Prabhupāda: That is because their purpose is not strong. That is due to māyā, forgetfulness. Just like darkness and light; if your light is strong, there is no darkness. But if you have no light, or if your light is not very strong, there is darkness. This is the principle: If you want to drive away darkness, you must bring light. That is the only medicine. You don’t have to make a separate endeavor to drive away darkness. As soon as you bring light, darkness will go. The motto of our magazine Back To Godhead is: “Godhead is light, nescience is darkness. Where there is Godhead there is no nescience.” This is also the Vedic injunction: Don’t remain in darkness; come to the light. How is this possible? When I flew to London from Los Angeles, there was no darkness, for we did not allow the sun to set, you remain always in light. This means that if you don’t forget Kṛṣṇa, your life will be successful. If you aim your plane westward and don’t stop, you will remain in sunlight all the time. Similarly, if you remain in Kṛṣṇa consciousness by the simple method of chanting Hare Kṛṣṇa, Hare Kṛṣṇa, Kṛṣṇa Kṛṣṇa, Hare Hare, Hare Rāma, Hare Rāma, Rāma Rāma, Hare Hare, you will never see the darkness. This is because Kṛṣṇa and Kṛṣṇa’s name are absolute; Kṛṣṇa is not different from His name. Kṛṣṇa is light, and if we associate with the name of Kṛṣṇa, we remain in light. Remaining in light is a very simple method; therefore you see all these boys with their beads chanting Hare Kṛṣṇa, Hare Kṛṣṇa, Kṛṣṇa Kṛṣṇa, Hare Hare. In this way māyā cannot touch them. No intoxication, no illicit sex, no meat-eating, no gambling. How can these boys, who have been trained to practice these four items from the beginning of their lives, give them all up? Everything is possible, provided we make the choice. Therefore according to Vedic civilization in the beginning of life you become a brahmacārī. Then you are allowed to marry and become a householder, and after a number of years you remain a husband but abandon sexuality, and that is called vānaprastha.

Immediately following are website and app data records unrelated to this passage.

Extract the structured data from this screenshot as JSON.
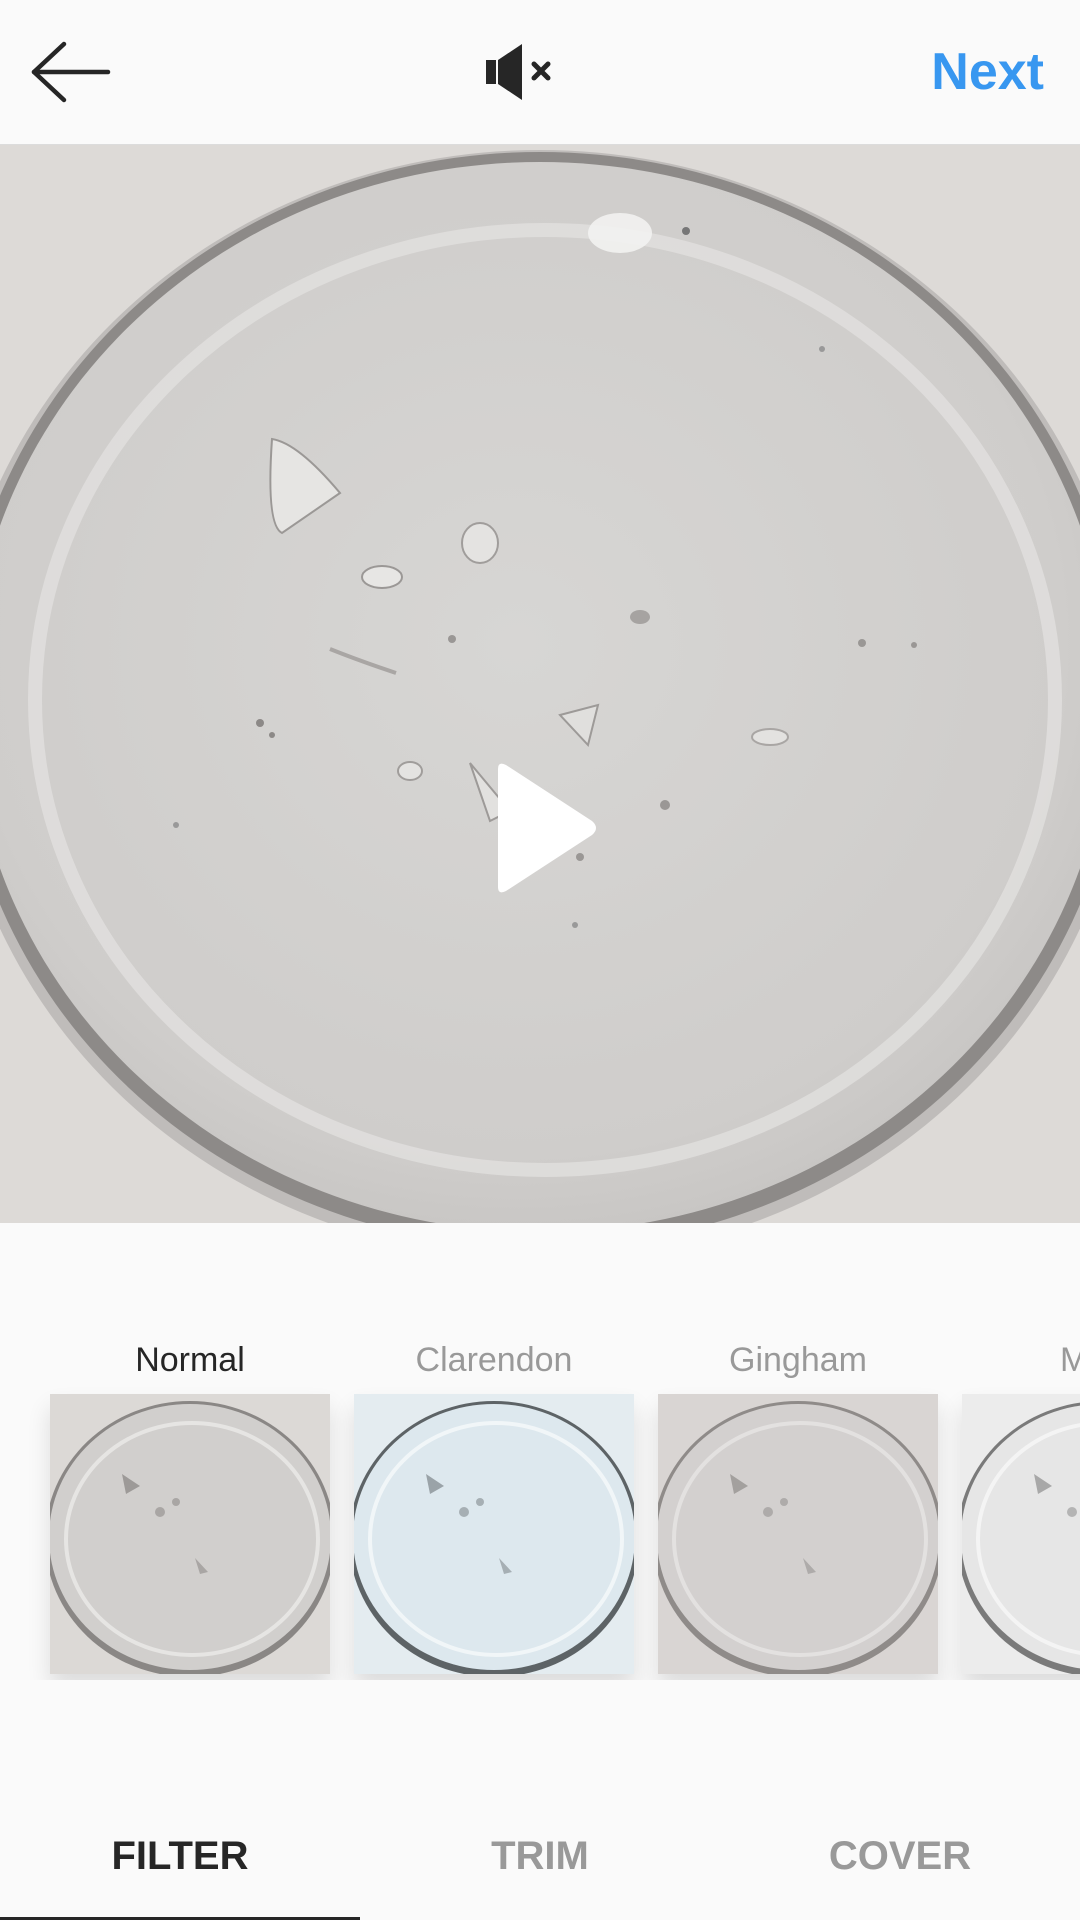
{
  "header": {
    "back_icon": "arrow-left-icon",
    "mute_icon": "speaker-muted-icon",
    "next_label": "Next",
    "accent_color": "#3897f0"
  },
  "video": {
    "play_icon": "play-icon",
    "description_icon": "clear-gel-droplet"
  },
  "filters": [
    {
      "name": "Normal",
      "selected": true,
      "tint": "#dcd9d6"
    },
    {
      "name": "Clarendon",
      "selected": false,
      "tint": "#dde8ee"
    },
    {
      "name": "Gingham",
      "selected": false,
      "tint": "#d9d6d5"
    },
    {
      "name": "Moon",
      "selected": false,
      "tint": "#e8e8e8"
    }
  ],
  "tabs": [
    {
      "label": "FILTER",
      "active": true
    },
    {
      "label": "TRIM",
      "active": false
    },
    {
      "label": "COVER",
      "active": false
    }
  ]
}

Finally you take sannyāsa and leave your family to practice and preach Kṛṣṇa consciousness. This is Vedic civilization. Everything is provided to enlighten the people in general. All the knowledge is there, and the method is there; we simply have to take advantage of it. If we do not, how can we expect a peaceful and happy world? If society creates animals, then how can it expect peace and prosperity? In spite of so many big universities and all educational facilities, this society is producing hippies and frustration amongst the youth because we are spirit soul and cannot become happy simply by amassing material comforts. We must have spiritual life. If a fish is taken out of water, it cannot be made happy with all the comforts of land. To be happy, a fish must have all the freedom of water. Similarly, we are all spiritual sparks, and we cannot become happy in matter. We require spiritual food, spiritual atmosphere.
Disciple: Prabhupāda, its time for Bhāgavata Dharma.

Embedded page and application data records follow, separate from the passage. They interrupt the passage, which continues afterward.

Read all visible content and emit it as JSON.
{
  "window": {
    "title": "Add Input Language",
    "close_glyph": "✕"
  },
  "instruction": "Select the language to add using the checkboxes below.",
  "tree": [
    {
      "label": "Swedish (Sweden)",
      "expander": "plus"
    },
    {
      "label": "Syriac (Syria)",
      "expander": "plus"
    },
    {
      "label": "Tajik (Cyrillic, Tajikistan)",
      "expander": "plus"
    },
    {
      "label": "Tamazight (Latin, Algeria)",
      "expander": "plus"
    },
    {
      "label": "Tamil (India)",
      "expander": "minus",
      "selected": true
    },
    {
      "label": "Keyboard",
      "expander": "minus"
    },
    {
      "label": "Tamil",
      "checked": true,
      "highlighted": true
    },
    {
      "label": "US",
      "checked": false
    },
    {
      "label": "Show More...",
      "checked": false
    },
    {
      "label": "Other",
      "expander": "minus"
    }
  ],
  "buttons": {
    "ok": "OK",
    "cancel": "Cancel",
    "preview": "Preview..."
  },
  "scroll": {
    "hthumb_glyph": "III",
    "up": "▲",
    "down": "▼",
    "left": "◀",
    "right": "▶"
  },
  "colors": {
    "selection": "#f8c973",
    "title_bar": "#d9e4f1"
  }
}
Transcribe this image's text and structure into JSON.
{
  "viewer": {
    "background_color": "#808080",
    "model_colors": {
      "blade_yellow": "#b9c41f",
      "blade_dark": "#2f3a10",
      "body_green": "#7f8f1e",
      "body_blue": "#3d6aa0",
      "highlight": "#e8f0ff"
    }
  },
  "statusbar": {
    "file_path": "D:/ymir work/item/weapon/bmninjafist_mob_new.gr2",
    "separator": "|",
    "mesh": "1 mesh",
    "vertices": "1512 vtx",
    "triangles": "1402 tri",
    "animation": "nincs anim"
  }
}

Prabhupāda: Bhāgavata Dharma is already finished here. (laughter) You go and speak. (turning to interviewer) At least write in your paper that we are not sentimentalists. We have a large philosophic background. Thank you.
John Nordheimer: Thank you.